March 21, 2017

These mouse experiments suggest targeting fatty acid synthase in macrophages may provide a potential treatment strategy for humans. The researchers identified factors in the fatty acid pathway that seem to be capable of preventing plaques from blocking arteries in mice.
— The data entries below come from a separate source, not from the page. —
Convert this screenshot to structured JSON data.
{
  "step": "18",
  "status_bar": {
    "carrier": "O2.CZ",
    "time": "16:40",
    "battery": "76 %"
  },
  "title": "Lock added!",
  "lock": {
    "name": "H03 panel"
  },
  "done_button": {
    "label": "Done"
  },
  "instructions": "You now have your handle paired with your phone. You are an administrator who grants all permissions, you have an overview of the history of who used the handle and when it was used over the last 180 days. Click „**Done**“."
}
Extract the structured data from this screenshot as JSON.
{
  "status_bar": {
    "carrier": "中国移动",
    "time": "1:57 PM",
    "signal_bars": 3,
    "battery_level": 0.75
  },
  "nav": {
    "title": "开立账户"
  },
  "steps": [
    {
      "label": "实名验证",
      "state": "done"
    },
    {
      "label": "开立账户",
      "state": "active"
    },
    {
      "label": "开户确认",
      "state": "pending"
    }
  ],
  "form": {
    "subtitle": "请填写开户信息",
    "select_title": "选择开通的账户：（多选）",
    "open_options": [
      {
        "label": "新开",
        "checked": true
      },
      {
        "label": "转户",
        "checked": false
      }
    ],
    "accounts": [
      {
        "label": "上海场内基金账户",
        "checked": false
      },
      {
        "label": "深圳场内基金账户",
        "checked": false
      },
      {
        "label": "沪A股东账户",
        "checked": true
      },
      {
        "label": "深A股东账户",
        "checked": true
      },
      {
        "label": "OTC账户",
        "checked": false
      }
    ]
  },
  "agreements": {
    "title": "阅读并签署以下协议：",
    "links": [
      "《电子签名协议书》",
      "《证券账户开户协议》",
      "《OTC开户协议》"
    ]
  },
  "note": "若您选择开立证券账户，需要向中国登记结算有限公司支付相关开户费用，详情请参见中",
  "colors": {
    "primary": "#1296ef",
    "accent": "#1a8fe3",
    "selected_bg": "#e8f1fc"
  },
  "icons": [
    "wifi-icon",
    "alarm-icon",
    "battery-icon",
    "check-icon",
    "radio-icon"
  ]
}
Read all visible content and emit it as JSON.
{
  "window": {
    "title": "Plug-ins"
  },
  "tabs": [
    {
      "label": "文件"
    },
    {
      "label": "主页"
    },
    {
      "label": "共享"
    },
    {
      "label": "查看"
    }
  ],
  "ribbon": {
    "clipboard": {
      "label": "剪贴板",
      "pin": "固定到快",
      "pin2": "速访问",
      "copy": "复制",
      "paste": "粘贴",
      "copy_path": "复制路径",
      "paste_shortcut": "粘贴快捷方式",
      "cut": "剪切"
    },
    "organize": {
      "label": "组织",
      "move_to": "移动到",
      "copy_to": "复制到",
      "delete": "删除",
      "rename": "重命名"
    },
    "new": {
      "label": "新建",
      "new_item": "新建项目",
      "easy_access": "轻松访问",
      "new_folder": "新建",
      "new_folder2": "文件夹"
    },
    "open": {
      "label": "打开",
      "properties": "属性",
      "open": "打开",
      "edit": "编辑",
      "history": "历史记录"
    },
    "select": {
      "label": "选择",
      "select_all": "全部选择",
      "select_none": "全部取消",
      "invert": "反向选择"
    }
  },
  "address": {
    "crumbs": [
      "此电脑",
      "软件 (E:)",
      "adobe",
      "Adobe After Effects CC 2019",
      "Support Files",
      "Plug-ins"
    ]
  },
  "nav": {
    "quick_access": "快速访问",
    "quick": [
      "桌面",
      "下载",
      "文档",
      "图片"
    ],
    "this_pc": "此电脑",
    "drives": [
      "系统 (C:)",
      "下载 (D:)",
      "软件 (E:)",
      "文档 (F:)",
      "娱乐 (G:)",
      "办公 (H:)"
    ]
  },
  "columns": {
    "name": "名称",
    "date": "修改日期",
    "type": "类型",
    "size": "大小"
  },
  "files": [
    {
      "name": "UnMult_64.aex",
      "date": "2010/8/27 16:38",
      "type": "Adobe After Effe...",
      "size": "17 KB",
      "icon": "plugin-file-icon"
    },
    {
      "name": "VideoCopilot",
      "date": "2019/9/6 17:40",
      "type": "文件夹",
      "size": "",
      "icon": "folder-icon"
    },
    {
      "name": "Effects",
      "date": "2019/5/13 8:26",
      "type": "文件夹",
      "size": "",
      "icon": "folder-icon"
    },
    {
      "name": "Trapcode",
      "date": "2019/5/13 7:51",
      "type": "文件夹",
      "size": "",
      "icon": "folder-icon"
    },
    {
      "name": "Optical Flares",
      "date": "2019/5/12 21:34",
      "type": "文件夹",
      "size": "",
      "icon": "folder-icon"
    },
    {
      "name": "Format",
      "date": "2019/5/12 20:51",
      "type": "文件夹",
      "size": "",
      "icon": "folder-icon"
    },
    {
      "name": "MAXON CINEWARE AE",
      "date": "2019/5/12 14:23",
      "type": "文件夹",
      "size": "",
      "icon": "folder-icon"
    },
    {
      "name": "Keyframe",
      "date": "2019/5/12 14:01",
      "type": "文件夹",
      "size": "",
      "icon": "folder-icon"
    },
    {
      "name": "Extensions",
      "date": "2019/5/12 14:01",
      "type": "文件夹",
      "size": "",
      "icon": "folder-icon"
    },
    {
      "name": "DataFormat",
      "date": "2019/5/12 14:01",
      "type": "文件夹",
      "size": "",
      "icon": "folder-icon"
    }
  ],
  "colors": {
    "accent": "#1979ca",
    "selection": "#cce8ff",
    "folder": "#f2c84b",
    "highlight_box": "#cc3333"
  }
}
He says those substances - LXR-alpha and ABCA1 - eventually may become drug targets.

"It may be possible, for example, to take macrophages out of humans, inhibit fatty acid synthase in those cells, and then infuse the macrophages back into the same person," he says. "From what we've observed in mice, we would hypothesize that approach might prevent or interfere with plaque buildup in people."

Inhibiting fatty acid synthase in macrophages may not keep blood vessels clean forever, according to Semenkovich, but he says it could lower the risk of heart attacks and strokes while people are making lifestyle changes in order to lose weight, gain control of blood sugar levels or lower triglycerides and cholesterol.

"This discovery allows us to separate atherosclerosis from associated conditions such as diabetes and high cholesterol," he says. "In fact, in the mice without fatty acid synthase in their macrophage cells, there were no effects on diabetes. Cholesterol in the blood remained the same. But there were fewer blockages in arteries. If a similar approach worked for humans, it could help prevent heart attacks and strokes and give people a chance to get healthier by losing weight and lowering cholesterol."

Source: Washington University School of Medicine